Technically speaking, Alibaba is still trying to get together the strength to break out above $82 resistance. Shares are forming an ascending triangle pattern, a bullish continuation setup that generally signals higher ground. If Alibaba can catch a bid above $82, it becomes a high-probability buy.
- Nearest Resistance: $50
- Nearest Support: $44
- Catalyst: Q4 Earnings
Michael Kors (KORS) is up more than 7% this afternoon, following a strong fourth-quarter earnings release. Excluding one-time items, Kors posted a profit of approximately 98 cents per share, coming in about a penny higher than analysts' average best guess. But guidance was stronger still, with profits expected to reach $4.56 to $4.64 in the year ahead. That better-than-expected forecast is the main driver of shares this afternoon.
Kors is in "breakout mode" following the earnings call. Shares spent most of May in a rounding bottom pattern, a bullish price setup that signals a gradual shift in control from sellers to buyers. It triggered with today's conclusive move above $44. From here, the next potential resistance point for Kors is up at $50.
- Nearest Resistance: $57
- Nearest Support: $54
- Catalyst: Analyst Downgrades
A pair of downgrades from Morgan Stanley and BofA Merrill Lynch are weighing on athletic apparel giant Nike (NKE) - Get Report this afternoon. Both firms cut Nike from their respective versions of a buy rating to a more neutral outlook for shares. Morgan Stanley cut its price target on Nike from $69 to $60, and BAML cut its target from $72 to $60. Shares are down a little over 1% on big volume today.
Technically, Nike tested a big level this morning when it flirted with a breakdown below $54. Shares managed to pick themselves up over the intervening hours, and Nike's back above that $54 support level now. That's significant. If $54 gets busted, Nike opens up a lot more downside risk.
- Nearest Resistance: N/A
- Nearest Support: $1.90
- Catalyst: Drug Fast-Tracked
Small-cap drug maker Galena Biopharma (GALE) is up 24% on big volume this afternoon, rallying following the firm's announcement that the FDA is fast-tracking its NeuVax treatment for early stage breast cancer. The news is sending shares of Galena to re-test 52-week highs.
Making new highs is significant from an investor psychology standpoint because it means that everyone who has bought shares in the last year is sitting on gains. As a result, the "back to even" mentality is less of a concern than it would be for a name with a higher proportion of shareholders sitting on losses. For traders who aren't put off by the risk of buying a small-cap biotech stock, there's still time to buy Galena now.
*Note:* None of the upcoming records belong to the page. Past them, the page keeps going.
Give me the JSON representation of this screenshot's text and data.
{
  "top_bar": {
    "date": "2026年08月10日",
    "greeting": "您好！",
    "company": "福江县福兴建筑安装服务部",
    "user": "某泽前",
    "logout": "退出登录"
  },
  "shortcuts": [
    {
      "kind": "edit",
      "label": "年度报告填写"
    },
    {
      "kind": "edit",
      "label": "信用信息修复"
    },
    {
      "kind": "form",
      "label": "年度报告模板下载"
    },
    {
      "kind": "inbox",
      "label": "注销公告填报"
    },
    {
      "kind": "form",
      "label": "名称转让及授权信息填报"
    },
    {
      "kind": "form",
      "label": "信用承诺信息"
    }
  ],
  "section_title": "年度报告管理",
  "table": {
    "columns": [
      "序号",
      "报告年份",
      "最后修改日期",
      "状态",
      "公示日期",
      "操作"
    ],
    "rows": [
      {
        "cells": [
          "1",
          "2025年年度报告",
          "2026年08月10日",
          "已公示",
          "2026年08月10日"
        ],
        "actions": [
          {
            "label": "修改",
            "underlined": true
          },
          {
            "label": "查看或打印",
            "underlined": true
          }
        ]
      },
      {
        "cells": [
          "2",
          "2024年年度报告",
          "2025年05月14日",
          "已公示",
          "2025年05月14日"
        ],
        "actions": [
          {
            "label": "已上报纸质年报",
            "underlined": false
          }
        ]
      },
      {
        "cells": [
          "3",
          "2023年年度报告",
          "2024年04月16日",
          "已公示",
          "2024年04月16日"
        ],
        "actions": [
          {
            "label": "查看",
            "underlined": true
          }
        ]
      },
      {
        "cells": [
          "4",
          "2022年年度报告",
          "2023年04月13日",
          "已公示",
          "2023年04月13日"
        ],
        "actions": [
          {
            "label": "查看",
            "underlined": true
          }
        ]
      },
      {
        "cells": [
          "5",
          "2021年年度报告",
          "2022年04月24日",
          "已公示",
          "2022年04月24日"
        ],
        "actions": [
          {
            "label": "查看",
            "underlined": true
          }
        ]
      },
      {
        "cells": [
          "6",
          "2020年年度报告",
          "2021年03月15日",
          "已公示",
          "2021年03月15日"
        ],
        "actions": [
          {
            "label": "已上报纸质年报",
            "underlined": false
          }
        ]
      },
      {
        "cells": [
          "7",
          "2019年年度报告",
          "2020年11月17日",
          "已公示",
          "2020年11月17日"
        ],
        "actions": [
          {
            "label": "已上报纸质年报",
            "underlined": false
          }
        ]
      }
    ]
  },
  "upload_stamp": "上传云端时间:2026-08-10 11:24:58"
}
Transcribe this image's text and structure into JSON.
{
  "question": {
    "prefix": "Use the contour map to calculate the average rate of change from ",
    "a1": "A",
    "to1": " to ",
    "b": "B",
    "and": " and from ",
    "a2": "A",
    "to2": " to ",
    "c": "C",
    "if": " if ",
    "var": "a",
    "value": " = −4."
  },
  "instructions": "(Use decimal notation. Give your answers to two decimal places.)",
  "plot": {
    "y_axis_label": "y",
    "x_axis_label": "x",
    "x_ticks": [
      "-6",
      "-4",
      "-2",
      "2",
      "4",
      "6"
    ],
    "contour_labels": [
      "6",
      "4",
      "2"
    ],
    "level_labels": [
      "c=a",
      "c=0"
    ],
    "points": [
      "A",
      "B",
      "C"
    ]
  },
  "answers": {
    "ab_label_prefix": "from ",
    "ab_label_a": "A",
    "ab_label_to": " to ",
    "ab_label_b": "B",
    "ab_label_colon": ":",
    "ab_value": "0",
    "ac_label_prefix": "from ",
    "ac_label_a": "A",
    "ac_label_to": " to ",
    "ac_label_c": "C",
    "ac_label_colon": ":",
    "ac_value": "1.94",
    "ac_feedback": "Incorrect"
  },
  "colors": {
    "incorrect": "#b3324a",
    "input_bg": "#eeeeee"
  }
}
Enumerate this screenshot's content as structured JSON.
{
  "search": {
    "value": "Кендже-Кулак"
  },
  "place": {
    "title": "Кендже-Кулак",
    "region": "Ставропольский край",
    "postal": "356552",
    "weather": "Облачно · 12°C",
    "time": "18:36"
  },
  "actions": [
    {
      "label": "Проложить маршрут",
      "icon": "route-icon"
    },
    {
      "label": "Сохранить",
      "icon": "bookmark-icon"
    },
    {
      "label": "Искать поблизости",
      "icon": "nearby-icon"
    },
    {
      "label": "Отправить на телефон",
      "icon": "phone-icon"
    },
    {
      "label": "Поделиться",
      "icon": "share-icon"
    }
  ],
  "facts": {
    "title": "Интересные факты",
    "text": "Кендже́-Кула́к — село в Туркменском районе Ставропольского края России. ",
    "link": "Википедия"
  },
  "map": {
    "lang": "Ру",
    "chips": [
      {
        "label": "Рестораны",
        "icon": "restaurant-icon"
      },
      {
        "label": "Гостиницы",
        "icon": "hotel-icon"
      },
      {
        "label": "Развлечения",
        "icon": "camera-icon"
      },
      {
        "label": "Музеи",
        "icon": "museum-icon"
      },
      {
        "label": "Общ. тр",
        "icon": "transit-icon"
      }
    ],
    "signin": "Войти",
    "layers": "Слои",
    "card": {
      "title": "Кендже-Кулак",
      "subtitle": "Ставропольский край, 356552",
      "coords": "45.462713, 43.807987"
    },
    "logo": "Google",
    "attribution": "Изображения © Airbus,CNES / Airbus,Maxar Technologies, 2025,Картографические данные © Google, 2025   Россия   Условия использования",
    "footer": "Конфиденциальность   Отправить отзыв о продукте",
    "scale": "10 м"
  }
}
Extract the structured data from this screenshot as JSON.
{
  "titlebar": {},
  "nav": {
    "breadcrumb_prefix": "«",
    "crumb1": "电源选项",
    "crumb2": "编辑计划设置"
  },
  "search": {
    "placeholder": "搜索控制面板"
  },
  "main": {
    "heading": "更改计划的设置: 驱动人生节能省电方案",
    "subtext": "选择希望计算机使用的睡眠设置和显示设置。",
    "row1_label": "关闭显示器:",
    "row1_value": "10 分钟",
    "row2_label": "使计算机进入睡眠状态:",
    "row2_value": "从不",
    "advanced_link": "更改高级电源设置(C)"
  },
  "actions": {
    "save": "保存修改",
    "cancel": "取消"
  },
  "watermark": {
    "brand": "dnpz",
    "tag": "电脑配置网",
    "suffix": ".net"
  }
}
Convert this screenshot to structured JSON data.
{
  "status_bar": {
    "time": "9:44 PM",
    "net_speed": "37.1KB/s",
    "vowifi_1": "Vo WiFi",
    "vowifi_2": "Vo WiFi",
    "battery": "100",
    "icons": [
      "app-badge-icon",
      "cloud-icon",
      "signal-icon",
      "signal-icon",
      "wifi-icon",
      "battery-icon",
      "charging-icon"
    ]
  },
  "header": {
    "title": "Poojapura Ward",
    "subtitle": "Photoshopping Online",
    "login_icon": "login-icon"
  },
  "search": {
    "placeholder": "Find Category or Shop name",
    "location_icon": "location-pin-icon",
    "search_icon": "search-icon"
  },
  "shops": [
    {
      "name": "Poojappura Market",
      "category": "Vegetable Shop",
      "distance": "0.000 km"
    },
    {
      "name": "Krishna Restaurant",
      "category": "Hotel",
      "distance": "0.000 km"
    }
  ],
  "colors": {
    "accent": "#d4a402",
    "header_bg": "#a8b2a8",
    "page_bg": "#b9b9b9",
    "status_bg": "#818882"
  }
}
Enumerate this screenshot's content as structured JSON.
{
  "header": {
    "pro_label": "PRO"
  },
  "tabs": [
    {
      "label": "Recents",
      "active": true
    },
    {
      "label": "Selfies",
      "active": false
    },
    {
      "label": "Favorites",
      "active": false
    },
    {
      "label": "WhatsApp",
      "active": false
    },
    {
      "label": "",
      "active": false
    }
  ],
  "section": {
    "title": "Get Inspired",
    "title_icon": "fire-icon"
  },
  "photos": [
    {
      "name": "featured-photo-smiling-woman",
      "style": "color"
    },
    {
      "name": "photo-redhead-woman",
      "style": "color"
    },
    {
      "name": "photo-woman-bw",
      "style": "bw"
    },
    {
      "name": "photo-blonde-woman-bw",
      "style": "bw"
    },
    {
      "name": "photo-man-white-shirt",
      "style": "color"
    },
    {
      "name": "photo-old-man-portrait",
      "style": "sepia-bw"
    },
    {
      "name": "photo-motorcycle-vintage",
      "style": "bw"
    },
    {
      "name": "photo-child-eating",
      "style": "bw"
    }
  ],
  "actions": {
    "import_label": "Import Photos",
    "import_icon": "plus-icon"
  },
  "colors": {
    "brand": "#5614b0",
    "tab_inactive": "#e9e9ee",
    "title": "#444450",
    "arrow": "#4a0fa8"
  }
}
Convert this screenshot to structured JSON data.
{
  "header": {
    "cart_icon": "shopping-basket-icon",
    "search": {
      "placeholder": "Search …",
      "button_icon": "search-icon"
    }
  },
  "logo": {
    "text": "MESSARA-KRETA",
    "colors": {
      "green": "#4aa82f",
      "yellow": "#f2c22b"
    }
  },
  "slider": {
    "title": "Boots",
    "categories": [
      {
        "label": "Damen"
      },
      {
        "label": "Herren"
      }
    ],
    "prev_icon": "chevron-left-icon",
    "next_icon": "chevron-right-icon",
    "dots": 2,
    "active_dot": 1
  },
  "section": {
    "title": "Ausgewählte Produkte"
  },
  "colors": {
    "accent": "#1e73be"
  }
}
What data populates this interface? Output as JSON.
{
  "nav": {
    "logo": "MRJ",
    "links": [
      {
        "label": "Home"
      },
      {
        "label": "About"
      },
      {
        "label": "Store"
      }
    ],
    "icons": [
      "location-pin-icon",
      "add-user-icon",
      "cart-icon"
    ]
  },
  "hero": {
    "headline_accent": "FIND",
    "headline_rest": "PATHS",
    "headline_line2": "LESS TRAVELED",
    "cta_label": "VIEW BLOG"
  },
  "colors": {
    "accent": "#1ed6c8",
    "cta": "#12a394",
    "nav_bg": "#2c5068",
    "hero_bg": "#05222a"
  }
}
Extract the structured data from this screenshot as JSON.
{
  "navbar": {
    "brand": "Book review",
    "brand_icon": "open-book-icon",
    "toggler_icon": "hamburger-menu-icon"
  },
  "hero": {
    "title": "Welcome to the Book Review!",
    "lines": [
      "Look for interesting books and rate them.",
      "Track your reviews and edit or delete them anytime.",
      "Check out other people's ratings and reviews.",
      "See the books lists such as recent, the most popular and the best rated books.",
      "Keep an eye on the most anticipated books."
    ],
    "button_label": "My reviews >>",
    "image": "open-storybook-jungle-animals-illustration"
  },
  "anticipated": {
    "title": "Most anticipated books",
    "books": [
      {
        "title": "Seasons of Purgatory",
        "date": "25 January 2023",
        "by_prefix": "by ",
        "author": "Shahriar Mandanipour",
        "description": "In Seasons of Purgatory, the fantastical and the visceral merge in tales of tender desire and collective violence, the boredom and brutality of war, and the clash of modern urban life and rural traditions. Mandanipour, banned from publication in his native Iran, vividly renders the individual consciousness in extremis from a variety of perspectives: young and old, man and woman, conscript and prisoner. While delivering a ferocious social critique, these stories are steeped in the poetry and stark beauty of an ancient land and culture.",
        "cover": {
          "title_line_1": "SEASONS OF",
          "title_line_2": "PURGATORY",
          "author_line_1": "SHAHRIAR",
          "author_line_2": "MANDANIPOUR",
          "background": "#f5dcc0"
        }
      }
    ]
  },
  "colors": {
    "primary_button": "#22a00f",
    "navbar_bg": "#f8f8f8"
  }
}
Just keep a stop on the other side of $1.90 support.
- Nearest Resistance: $15
- Nearest Support: $13
- Catalyst: May Sales
Automaker Ford Motor (F) - Get Report is seeing a big-volume correction this afternoon, shedding 3.5% as of this writing, following the firm's May sales release. Ford posted a worse sales decline than analysts were expecting, with the firm's light vehicle sales down 6.1% for the month.
Ford may be down this afternoon, but it's not out. Technically, this stock is still holding onto an uptrend, albeit just barely. If shares can hold support at $13 over the course of today's session, however, a subsequent bounce may provide traders with a buying opportunity as Ford makes its way back up its price channel.
Disclosure: This article is commentary by an independent contributor. At the time of publication, the author held no positions in the stocks mentioned.